Start of Block

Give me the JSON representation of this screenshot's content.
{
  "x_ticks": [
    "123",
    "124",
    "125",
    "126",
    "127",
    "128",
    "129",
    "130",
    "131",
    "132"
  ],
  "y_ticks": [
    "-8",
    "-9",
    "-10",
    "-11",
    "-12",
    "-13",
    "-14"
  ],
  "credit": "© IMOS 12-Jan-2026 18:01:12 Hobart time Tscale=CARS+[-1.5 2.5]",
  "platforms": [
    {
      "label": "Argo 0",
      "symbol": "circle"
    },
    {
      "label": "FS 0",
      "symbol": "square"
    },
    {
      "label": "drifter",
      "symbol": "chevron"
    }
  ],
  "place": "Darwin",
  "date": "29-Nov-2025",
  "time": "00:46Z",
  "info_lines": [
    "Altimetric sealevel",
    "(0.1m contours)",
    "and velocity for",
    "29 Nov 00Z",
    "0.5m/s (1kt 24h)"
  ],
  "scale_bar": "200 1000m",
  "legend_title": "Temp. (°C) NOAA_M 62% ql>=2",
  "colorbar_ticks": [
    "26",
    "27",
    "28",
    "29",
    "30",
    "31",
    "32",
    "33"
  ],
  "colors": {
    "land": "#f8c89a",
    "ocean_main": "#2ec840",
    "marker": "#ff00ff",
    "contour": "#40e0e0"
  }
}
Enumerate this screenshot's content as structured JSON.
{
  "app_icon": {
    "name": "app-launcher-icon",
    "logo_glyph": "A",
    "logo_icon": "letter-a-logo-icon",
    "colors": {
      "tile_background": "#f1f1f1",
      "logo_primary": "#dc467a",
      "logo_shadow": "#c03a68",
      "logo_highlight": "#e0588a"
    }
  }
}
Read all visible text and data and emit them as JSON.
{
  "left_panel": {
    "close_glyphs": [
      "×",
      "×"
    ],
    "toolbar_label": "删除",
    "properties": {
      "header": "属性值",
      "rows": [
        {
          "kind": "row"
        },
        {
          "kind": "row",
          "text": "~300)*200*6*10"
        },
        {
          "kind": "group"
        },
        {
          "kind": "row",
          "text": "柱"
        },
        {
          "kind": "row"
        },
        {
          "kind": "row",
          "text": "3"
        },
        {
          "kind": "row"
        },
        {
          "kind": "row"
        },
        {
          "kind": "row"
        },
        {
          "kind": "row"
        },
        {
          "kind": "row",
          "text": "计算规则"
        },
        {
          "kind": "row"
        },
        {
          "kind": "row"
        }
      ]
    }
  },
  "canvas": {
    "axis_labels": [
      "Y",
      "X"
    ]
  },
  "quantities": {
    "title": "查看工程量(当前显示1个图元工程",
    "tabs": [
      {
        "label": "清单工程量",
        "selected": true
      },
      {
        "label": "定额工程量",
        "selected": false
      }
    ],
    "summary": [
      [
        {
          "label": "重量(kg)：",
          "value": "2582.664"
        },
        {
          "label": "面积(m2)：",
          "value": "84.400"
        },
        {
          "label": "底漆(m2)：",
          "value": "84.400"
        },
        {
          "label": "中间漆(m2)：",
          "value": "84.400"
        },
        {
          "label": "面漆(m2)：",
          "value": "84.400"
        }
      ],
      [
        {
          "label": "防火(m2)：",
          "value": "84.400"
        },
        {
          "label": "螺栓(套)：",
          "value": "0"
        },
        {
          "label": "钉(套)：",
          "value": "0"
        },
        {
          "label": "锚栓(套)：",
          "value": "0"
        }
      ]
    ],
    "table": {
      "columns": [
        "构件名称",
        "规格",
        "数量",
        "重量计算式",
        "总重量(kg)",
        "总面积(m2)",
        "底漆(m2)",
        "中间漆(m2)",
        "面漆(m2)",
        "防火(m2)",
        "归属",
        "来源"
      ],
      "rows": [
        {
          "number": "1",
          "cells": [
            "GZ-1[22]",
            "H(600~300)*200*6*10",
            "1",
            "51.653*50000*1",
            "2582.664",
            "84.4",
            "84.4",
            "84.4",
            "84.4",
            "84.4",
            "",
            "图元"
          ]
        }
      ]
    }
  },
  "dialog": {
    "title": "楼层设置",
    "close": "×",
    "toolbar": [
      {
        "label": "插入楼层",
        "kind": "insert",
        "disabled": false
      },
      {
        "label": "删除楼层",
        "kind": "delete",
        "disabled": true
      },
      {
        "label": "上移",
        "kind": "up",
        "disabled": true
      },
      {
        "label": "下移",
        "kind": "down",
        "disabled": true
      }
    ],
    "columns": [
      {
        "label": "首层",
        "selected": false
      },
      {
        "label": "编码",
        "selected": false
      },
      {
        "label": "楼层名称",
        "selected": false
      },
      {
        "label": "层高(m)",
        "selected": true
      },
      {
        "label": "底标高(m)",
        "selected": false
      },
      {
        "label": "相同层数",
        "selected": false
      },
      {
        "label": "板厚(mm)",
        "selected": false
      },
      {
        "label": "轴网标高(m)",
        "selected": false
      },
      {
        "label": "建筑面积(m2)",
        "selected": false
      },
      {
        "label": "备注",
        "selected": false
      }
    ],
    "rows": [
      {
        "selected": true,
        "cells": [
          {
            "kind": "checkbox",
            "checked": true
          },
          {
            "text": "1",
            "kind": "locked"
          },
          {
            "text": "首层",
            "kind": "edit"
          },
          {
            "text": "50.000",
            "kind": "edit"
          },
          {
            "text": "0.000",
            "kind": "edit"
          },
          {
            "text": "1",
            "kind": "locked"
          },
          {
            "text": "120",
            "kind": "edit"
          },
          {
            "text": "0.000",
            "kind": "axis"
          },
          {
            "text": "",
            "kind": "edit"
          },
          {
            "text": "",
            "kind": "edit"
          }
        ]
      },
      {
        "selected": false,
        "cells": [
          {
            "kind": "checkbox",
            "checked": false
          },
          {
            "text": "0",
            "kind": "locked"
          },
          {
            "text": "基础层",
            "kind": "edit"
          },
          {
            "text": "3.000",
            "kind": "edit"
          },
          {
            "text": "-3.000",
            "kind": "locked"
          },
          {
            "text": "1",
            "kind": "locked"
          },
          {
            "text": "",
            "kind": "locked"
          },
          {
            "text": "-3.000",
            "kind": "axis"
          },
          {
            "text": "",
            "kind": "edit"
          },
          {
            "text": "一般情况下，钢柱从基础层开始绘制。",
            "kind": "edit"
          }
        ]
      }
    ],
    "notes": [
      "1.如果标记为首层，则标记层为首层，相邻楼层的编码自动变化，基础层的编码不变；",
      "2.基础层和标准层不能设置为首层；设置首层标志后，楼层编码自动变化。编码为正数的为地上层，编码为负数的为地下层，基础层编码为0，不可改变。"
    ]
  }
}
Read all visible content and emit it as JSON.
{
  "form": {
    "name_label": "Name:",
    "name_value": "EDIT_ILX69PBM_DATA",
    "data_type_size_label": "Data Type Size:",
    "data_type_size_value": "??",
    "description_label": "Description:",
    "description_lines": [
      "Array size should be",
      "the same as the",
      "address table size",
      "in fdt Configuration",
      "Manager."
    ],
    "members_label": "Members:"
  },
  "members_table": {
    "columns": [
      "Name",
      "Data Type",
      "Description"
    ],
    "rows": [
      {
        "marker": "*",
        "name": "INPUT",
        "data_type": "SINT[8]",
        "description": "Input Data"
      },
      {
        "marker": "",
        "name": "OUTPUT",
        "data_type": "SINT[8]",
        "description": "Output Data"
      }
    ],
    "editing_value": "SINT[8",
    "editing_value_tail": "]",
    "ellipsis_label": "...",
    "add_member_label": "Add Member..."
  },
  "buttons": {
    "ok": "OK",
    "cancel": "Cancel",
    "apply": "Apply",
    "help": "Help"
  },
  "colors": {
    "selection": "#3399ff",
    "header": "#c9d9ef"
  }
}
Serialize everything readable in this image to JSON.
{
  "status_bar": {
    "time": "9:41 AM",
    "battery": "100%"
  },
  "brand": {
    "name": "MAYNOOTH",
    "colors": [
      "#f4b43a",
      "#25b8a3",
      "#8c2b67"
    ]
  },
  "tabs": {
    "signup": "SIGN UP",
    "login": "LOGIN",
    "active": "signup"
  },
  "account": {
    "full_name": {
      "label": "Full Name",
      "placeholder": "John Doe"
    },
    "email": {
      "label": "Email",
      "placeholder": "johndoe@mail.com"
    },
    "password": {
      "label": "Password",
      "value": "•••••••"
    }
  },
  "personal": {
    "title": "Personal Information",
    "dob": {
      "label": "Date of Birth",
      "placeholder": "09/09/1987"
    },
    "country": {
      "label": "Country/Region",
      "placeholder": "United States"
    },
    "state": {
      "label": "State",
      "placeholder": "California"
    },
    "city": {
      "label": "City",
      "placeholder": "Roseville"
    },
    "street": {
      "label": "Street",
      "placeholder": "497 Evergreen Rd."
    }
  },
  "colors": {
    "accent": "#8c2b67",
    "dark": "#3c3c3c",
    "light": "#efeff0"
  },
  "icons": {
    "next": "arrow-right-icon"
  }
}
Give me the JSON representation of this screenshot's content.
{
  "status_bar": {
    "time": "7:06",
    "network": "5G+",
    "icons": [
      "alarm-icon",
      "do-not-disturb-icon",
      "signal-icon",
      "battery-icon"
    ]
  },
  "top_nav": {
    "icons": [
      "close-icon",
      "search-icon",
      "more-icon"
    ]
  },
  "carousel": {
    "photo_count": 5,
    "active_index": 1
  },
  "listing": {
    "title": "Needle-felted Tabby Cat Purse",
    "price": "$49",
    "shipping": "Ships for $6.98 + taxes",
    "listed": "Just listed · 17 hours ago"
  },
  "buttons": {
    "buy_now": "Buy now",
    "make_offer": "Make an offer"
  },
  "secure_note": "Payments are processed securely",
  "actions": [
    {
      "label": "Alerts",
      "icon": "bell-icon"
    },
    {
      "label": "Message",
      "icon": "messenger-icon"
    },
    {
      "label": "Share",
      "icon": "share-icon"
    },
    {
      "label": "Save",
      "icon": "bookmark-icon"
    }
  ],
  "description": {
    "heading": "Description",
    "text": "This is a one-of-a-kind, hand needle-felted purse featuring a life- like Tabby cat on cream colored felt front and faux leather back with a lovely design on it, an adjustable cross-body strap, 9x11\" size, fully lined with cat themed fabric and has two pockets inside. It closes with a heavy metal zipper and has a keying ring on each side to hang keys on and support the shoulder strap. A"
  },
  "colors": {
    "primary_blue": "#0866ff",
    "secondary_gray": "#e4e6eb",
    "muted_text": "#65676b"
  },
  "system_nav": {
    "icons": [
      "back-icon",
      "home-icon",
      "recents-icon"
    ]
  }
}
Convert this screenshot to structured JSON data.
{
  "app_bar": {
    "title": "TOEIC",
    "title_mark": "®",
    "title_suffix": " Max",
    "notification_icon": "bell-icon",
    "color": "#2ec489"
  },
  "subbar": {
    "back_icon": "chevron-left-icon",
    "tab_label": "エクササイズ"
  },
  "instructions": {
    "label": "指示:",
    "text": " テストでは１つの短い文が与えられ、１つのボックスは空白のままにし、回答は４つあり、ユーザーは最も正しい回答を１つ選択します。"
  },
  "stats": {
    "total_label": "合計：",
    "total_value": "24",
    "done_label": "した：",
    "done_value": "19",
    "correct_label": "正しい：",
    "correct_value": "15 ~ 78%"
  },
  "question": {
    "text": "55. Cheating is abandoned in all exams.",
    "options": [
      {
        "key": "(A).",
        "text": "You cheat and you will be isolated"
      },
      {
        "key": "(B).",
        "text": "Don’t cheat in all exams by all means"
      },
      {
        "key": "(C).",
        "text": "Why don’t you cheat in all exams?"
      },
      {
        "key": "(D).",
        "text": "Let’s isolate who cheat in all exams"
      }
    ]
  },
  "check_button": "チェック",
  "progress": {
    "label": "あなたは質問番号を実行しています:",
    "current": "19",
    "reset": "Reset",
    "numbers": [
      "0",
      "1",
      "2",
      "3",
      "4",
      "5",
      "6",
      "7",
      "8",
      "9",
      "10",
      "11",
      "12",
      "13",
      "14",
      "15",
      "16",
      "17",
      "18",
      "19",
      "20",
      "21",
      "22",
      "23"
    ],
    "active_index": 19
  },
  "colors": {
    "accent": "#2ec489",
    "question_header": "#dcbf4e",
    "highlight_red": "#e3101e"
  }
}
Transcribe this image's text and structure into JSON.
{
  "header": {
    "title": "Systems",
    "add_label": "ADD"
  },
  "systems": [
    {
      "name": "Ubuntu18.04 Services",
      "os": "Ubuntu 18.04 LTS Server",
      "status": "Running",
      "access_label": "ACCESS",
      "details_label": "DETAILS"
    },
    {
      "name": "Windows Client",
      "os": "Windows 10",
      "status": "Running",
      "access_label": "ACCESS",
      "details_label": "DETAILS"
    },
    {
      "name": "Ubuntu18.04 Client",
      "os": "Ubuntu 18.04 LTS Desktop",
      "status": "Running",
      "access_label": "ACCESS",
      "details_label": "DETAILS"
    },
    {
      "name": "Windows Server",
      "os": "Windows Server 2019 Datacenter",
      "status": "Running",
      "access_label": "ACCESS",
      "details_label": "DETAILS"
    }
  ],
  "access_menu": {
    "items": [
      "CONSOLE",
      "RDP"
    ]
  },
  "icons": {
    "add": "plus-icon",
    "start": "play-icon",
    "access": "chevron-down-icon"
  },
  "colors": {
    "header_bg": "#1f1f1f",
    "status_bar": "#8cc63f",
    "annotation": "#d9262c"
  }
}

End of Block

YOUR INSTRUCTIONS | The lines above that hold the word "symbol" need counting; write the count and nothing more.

TASK OUTPUT | 3